By my senior year, I'd made only a few friends with whom I'd keep in touch after graduation. I can't help wondering, sometimes, if my body obsession had something to do with it. Because though it might have started out social -- shared binges at one in the morning, shared complaints and promises and pacts -- it didn't stay that way. Ultimately, my purges became a secret -- a badly kept secret, but a secret nonetheless. No one confronted me about it, none of my friends urged me to seek help. Maybe they just didn't want to fight with me. Maybe they knew that there was nothing they could have said that would make me stop. I had long since drifted apart from the friend who taught me to make myself vomit; we hadn't talked to each other in ages. I think we may have taken a picture together at graduation, for old time's sake. Turns out that throwing up together wasn't quite the bonding experience I'd thought it was.
I don't know how this season of "Glee" is going to play out. Will Marley realize that she is beautiful just as she is, that Kitty had in fact been deceiving her into thinking she'd gained weight? Will Kitty be punished for encouraging Marley to vomit, for essentially tricking her into having an eating disorder? Will viewers protest that the storyline was too simple, too complicated, too hard to believe, or too achingly realistic? I don't know -- personally, I think the show is doing a nice job of showing how Marley's body obsession began socially and is becoming secretive; showing that it may have originated over tight waistbands and weight gain, but has become more nuanced and complicated, more about her sense of self as a whole.
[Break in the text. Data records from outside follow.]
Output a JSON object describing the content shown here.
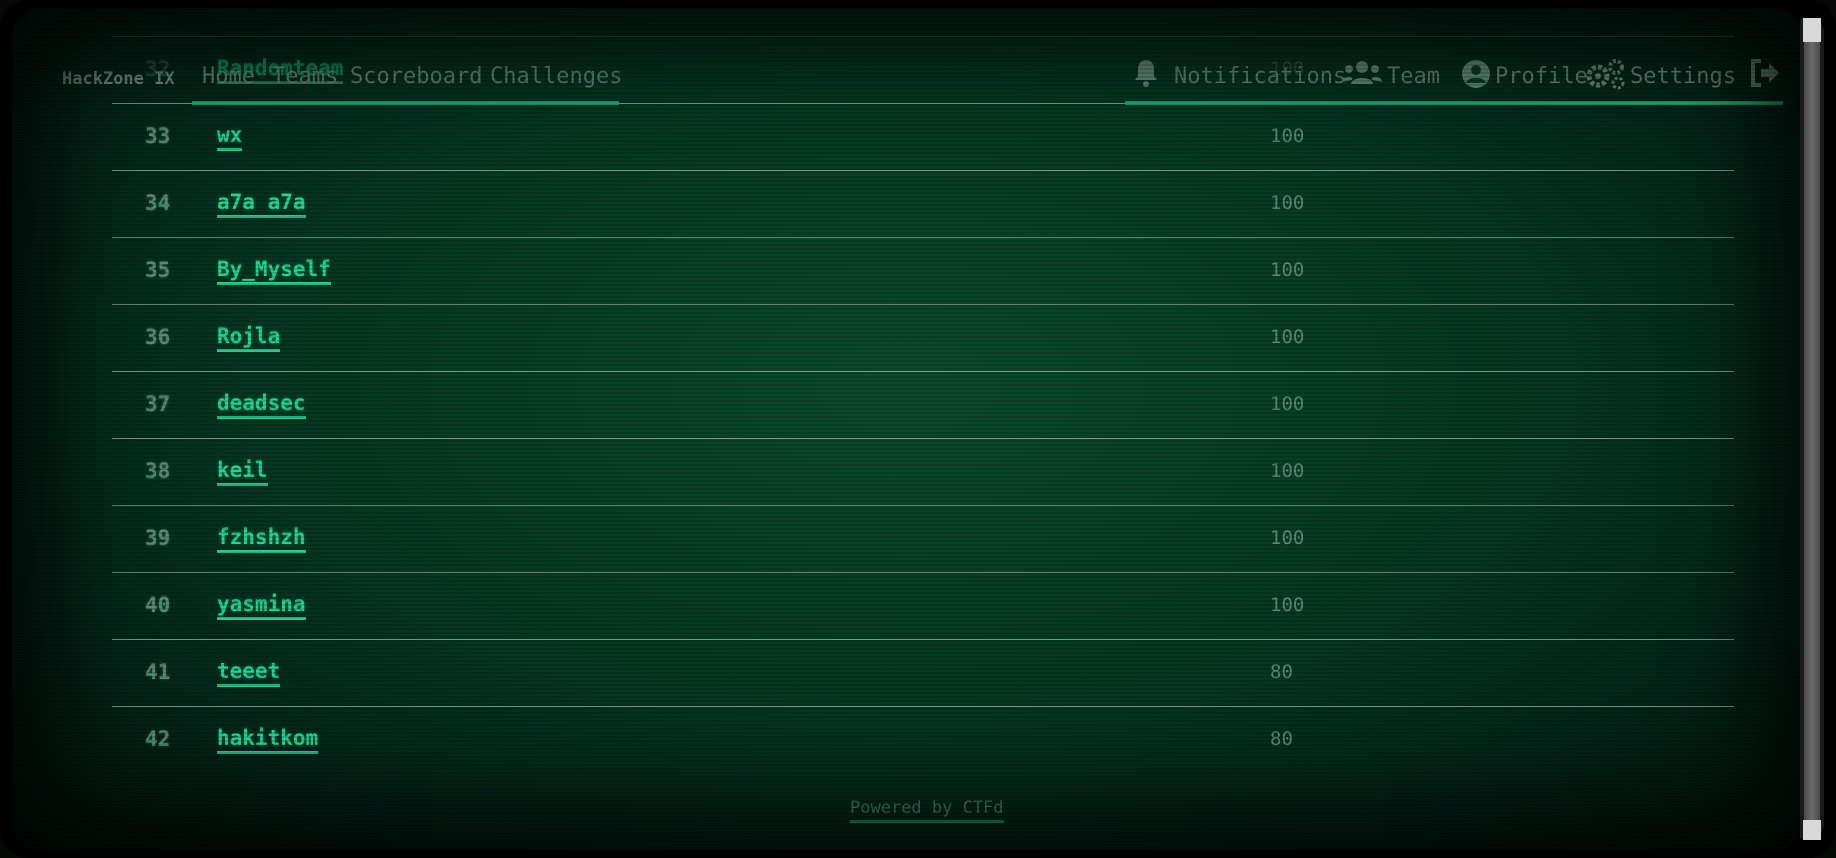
{
  "brand": "HackZone IX",
  "nav_left": [
    {
      "label": "Home"
    },
    {
      "label": "Teams"
    },
    {
      "label": "Scoreboard"
    },
    {
      "label": "Challenges"
    }
  ],
  "nav_right": [
    {
      "label": "Notifications",
      "icon": "bell-icon"
    },
    {
      "label": "Team",
      "icon": "users-icon"
    },
    {
      "label": "Profile",
      "icon": "user-circle-icon"
    },
    {
      "label": "Settings",
      "icon": "gears-icon"
    },
    {
      "label": "",
      "icon": "logout-icon"
    }
  ],
  "rows": [
    {
      "rank": "32",
      "team": "Randomteam",
      "score": "100"
    },
    {
      "rank": "33",
      "team": "wx",
      "score": "100"
    },
    {
      "rank": "34",
      "team": "a7a a7a",
      "score": "100"
    },
    {
      "rank": "35",
      "team": "By_Myself",
      "score": "100"
    },
    {
      "rank": "36",
      "team": "Rojla",
      "score": "100"
    },
    {
      "rank": "37",
      "team": "deadsec",
      "score": "100"
    },
    {
      "rank": "38",
      "team": "keil",
      "score": "100"
    },
    {
      "rank": "39",
      "team": "fzhshzh",
      "score": "100"
    },
    {
      "rank": "40",
      "team": "yasmina",
      "score": "100"
    },
    {
      "rank": "41",
      "team": "teeet",
      "score": "80"
    },
    {
      "rank": "42",
      "team": "hakitkom",
      "score": "80"
    }
  ],
  "footer": "Powered by CTFd",
  "colors": {
    "accent": "#1ecc90",
    "muted": "#5c8a78",
    "background": "#063a22"
  }
}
But whatever people think of "Glee," and wherever this story goes, I like to think that people are talking about it. I'm glad a popular TV show is showing that girls can influence one another into having a body obsession and exacerbate hidden insecurities, all in the name of friendly bonding. Support and sharing can and should be a positive and not pernicious thing; for me, as I recovered, discussing my body-obsession with my friends was part of how I finally, finally let it go. Still, I can't forget that there was a time when sharing my body obsession could and did take a darker, even dangerous, turn. I'm grateful to shows like "Glee" for shedding light on the ways that girls like Marley and Kitty, girls like Sethie and Janey, and girls like my friend and me, sometimes try to "help" each other. I hope it's the beginning of a long conversation, and maybe our social body obsession is becoming part of what we talk about when we talk about eating disorders. Most of all, I hope that girls like Marley and Kitty, girls like Sethie and Janey, and girls like me, will find something else to bond about, will discover shared interests beyond calories-counted and pounds lost or gained.